The broad commodity markets have been uneventful over the past two years. While some commodities have outperformed others, and windows of volatility may have been good for trading, the broad commodity markets ended up down in both 2011 and 2012. That being said, commodities should be attractive from a long-term perspective. The reasons are straightforward. Natural resources like oil, metals, and even livestock and agriculture are ultimately finite. At the same time, global demand increases every year. That much is clear.
What may be less obvious is the extent to which global consumption imbalances exist. Using oil as an example, the United States has a population of about 315 million people and consumes almost 7 billion barrels of oil per year. That equals just over 22 barrels per person annually. Meanwhile, China has a population of over 1.3 billion and consumes about 3.4 billion barrels of oil per year. That equals about 2.5 barrels per person. On average, Americans consume about 9 times as much oil as the Chinese. The fact is that the US consumes more oil per year than China, India, and Russia combined. This happens despite the fact that the overall population of China, India, and Russia is more than 8 times larger than that of the US. Figure 1 shows a summary of these disproportionate population and oil consumption numbers.
This is an extreme imbalance, and it is only a matter of time before the billions of people in developing countries become developed enough to demand their own 22 barrels of oil. The same is true for just about every other commodity. Given our fixed supply of natural resources, it is reasonable to assume that long-term commodity prices have significant upside potential. Worth noting, countries like China that used to love accumulating US dollar reserves have gradually cut back their holdings in favor of hard assets like oil and gold. If this trend gains popularity, it could accelerate price increases and even push them higher. That brings us our final point about commodities – prices.
Commodities can be difficult to price and value. This is because, unlike other assets, commodities have virtually no cash flows (i.e. interest, dividends, earnings, rent, etc.). That renders standard pricing and valuation tools (like discounted cash flow analysis) ineffective. Since intrinsic value is hard to estimate, fair value is often replaced with whatever price the next greater fool is willing to pay. This is one of the reasons that commodity markets can be very volatile and highly speculative. Fortunately, by using some simple assumptions we can come up with a reasonably sound estimate of fair value.
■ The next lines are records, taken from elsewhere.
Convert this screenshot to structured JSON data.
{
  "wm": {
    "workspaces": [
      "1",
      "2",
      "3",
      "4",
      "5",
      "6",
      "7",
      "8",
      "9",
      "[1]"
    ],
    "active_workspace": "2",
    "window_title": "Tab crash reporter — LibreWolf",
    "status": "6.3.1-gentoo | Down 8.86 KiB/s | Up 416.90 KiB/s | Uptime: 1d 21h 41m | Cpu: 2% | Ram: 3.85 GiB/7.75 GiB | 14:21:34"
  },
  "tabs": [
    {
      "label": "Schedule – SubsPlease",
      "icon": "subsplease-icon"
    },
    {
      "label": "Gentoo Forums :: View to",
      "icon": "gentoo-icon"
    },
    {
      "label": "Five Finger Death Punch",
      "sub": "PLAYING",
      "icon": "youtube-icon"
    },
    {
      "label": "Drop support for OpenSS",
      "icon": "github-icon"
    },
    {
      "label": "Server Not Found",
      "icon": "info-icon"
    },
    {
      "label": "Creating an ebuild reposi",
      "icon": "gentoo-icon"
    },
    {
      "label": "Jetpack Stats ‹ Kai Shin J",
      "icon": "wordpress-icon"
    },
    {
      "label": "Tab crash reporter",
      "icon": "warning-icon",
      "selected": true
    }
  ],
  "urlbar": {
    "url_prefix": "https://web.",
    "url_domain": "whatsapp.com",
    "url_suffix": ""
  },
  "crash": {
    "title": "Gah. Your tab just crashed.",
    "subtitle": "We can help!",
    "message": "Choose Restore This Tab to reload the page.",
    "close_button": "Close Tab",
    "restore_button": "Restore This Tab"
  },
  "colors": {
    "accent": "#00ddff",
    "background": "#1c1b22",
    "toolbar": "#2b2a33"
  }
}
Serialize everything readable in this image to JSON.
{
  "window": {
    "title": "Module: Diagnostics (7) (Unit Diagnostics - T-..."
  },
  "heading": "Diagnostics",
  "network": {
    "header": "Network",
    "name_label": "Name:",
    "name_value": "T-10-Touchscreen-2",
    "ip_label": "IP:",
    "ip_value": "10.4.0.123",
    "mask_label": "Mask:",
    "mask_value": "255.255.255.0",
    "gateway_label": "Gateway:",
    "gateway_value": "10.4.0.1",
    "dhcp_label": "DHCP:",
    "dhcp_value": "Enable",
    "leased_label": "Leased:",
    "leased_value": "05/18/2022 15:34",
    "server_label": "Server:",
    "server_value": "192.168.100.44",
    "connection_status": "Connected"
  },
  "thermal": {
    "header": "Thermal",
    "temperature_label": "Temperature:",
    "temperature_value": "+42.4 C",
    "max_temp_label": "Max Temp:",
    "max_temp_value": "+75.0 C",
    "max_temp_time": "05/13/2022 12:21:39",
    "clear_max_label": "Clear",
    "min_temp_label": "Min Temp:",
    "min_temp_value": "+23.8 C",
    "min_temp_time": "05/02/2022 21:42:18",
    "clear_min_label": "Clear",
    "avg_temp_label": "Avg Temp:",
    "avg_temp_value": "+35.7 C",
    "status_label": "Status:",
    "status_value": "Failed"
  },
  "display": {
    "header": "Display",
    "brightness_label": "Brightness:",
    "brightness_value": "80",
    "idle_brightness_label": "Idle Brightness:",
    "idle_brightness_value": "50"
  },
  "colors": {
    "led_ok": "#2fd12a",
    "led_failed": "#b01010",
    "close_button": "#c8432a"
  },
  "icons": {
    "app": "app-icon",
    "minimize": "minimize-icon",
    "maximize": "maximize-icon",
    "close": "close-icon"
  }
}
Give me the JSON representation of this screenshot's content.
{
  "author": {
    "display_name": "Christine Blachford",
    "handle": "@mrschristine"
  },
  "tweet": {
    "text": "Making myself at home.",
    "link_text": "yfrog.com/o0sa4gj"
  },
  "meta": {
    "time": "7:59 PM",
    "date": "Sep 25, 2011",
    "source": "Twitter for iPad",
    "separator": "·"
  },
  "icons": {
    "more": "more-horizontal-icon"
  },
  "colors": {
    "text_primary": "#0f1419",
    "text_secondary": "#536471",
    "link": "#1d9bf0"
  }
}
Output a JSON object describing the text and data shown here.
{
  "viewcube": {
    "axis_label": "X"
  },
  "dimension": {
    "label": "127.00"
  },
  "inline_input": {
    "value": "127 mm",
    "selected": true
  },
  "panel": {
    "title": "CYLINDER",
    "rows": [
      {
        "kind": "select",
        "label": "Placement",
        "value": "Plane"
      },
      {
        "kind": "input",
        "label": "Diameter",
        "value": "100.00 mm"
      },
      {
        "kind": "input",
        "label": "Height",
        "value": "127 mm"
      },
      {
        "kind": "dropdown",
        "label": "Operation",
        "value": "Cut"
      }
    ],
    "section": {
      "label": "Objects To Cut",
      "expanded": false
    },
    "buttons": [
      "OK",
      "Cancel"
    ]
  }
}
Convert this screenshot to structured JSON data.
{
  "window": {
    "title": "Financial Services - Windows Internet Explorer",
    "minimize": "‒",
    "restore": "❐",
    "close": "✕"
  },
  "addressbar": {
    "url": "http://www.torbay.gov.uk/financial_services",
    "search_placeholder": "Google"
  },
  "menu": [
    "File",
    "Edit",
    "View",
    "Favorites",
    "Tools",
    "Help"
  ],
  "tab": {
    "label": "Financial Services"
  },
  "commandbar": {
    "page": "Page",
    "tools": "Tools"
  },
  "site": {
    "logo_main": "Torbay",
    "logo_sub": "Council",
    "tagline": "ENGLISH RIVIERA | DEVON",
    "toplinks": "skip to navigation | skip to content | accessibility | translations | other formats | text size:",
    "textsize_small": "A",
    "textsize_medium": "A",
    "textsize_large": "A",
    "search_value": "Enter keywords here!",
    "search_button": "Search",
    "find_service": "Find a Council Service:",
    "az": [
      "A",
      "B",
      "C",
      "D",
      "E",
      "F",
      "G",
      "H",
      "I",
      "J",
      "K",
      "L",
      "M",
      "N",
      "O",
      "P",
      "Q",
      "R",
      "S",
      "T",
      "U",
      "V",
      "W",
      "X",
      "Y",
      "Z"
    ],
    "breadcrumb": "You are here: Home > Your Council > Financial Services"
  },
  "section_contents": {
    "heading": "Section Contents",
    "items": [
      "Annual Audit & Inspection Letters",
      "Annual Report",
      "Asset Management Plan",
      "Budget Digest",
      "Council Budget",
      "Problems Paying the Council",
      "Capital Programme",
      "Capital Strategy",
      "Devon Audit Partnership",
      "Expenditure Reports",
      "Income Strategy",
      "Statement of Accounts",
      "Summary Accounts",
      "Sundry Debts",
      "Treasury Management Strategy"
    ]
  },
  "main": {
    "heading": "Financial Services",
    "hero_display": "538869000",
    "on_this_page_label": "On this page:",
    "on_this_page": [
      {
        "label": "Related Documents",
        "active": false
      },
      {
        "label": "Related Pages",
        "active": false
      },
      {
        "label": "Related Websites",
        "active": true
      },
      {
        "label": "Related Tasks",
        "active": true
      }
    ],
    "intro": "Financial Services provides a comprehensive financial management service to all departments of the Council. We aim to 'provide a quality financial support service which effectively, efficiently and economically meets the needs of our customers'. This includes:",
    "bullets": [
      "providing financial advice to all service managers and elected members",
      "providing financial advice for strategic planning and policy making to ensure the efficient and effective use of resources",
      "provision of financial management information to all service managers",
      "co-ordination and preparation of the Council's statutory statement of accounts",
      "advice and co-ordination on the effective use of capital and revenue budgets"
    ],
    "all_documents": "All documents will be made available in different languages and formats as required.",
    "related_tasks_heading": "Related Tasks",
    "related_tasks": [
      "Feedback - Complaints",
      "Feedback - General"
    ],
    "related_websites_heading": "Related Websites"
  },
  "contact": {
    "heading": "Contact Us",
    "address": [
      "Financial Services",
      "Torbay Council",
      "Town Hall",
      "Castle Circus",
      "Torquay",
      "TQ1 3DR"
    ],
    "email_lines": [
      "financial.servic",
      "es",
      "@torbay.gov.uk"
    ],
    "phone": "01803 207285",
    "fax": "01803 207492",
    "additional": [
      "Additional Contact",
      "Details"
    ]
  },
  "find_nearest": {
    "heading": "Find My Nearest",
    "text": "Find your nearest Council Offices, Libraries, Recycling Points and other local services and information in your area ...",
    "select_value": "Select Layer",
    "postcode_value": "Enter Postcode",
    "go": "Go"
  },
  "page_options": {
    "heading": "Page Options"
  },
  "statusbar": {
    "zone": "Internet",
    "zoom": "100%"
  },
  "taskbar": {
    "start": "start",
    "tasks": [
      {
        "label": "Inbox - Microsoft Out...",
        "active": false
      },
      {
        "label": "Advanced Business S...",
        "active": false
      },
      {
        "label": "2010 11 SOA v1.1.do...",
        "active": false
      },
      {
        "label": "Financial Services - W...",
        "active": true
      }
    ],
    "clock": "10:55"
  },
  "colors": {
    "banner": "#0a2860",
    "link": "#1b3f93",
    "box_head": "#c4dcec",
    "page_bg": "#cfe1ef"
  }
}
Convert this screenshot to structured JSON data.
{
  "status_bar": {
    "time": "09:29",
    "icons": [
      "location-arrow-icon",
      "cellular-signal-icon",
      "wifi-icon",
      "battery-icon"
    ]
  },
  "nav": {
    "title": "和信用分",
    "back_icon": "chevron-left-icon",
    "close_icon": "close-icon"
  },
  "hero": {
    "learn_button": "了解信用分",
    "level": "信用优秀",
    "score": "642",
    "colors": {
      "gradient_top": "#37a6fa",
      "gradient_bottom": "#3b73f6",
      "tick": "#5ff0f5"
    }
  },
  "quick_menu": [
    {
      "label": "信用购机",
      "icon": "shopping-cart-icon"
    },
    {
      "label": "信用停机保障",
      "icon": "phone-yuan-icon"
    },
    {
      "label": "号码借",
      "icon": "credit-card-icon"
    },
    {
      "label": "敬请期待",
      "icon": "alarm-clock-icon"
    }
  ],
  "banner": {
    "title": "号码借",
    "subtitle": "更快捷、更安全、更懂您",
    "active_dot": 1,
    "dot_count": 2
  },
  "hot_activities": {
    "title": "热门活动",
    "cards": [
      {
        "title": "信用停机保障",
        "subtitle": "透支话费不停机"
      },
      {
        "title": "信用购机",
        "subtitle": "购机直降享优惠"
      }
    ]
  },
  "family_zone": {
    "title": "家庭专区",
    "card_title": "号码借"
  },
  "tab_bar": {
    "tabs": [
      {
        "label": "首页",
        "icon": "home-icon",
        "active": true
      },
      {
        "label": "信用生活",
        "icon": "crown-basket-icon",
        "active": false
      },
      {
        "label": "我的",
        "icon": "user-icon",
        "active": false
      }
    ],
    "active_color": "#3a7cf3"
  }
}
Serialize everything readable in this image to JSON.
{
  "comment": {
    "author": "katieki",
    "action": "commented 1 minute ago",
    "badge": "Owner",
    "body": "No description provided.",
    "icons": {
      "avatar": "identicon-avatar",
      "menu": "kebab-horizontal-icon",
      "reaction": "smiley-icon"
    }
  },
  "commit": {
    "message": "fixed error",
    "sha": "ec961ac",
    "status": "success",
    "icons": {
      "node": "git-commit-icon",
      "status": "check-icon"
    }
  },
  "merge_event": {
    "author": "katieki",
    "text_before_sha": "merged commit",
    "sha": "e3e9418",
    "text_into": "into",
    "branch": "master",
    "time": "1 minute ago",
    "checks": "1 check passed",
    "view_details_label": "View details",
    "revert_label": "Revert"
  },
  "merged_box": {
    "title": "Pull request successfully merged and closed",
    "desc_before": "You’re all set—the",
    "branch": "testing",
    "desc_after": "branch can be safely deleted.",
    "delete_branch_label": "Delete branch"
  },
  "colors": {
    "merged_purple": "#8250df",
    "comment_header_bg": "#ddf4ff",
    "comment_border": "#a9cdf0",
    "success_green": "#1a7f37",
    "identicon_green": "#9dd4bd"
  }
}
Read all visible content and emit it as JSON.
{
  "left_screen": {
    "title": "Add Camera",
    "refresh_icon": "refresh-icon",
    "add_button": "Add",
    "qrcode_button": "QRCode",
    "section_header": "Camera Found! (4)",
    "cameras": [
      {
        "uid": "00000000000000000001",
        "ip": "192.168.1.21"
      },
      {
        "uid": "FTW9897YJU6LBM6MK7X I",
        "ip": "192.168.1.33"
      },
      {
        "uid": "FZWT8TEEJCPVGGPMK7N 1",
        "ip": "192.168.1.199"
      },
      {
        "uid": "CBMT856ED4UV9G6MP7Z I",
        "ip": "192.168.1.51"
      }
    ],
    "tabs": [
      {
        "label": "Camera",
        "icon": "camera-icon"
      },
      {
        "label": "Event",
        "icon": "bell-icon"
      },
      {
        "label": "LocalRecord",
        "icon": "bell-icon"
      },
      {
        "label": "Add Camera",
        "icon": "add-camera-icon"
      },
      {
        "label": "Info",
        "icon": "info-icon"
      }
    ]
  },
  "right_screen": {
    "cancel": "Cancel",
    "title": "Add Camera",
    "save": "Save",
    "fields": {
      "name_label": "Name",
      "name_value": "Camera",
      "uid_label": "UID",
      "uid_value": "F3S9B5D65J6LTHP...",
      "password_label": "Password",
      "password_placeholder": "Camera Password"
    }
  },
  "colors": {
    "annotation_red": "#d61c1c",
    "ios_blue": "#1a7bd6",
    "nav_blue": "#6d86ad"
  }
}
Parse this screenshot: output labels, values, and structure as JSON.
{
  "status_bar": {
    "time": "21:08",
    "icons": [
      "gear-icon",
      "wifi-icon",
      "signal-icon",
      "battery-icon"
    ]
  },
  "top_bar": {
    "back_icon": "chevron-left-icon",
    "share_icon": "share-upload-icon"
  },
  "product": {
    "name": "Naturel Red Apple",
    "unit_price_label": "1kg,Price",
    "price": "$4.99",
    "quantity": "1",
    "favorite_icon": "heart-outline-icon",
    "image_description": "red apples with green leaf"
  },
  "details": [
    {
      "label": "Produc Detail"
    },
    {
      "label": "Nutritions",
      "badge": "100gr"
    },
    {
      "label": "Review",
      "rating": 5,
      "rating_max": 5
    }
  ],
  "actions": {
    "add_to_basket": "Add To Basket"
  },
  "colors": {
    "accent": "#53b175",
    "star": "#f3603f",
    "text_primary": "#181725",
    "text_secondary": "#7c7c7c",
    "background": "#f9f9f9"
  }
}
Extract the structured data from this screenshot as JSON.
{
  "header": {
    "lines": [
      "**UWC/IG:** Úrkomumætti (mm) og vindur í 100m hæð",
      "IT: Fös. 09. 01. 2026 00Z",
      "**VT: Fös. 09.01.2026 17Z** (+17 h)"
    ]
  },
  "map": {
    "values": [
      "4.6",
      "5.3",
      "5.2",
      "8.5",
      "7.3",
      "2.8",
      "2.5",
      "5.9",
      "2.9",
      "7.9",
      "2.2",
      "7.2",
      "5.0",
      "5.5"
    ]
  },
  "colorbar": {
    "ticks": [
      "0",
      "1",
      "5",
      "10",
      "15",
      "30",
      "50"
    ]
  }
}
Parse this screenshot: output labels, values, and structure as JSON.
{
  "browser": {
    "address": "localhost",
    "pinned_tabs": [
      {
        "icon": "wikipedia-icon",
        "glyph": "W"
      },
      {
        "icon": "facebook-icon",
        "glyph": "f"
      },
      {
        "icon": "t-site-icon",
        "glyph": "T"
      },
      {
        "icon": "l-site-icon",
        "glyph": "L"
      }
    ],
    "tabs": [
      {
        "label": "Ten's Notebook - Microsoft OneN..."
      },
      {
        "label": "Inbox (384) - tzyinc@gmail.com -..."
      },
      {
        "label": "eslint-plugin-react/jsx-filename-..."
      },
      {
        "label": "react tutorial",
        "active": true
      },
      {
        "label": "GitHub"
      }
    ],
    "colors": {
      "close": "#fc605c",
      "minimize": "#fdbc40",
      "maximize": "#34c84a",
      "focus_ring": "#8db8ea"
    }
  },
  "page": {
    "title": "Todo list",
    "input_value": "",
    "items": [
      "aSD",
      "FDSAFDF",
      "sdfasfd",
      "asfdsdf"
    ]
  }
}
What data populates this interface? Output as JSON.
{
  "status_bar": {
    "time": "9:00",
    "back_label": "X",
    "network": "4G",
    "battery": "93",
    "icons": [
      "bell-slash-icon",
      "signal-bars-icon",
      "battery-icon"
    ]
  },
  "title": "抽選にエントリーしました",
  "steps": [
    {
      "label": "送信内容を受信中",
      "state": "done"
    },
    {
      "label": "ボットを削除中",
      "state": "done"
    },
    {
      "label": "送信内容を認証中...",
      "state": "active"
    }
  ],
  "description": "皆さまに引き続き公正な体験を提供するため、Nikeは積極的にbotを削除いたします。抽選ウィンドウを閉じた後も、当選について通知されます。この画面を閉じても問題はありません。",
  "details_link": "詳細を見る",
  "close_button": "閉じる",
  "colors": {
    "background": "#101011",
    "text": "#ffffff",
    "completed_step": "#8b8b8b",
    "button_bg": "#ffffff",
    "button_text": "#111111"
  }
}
For example, assuming commodity supplies are finite and that demand for them will continue, we can expect commodity prices to at least keep pace with inflation over time (all else being equal). Of course, there are plenty of variables we have not considered, however, at the most basic level this should make sense. With that being said, take a look at Figure 2 below. It plots the real price (inflation adjusted price) of the DJ UBS Commodity Index over the past twenty years (in blue). Also included, is a trend line (in red) which plots expected real prices based on a 2% inflation rate. Long-term average inflation is closer to 3% or 4%, however, 2% is a reasonable average for the period considered.
Notice that while commodity prices had wide swings, they generally reverted around the trend line. We can think of the trend line as being the “fair value when all else is equal” threshold. Looking at the chart, it appears that commodity prices have recently dipped below fair value. To be clear, I think there is more downside from here due to the huge run-up that ended in 2008 – corrections tend to overcorrect. Still, two important points remain. First, prices are not high relative to where they were in 2007. Second, prices have breached a key threshold. At this point, it’s worth watching commodities closely. Trying to time a bottom is futile, but I think it makes sense to build a long-term position over time, buying on weakness.
Victor K. Lai, CFA
This blog is for informational purposes only. Nothing on this blog constitutes investment, tax, or legal advice. You should conduct proper due diligence and / or consult with professional advisers before taking any investment action.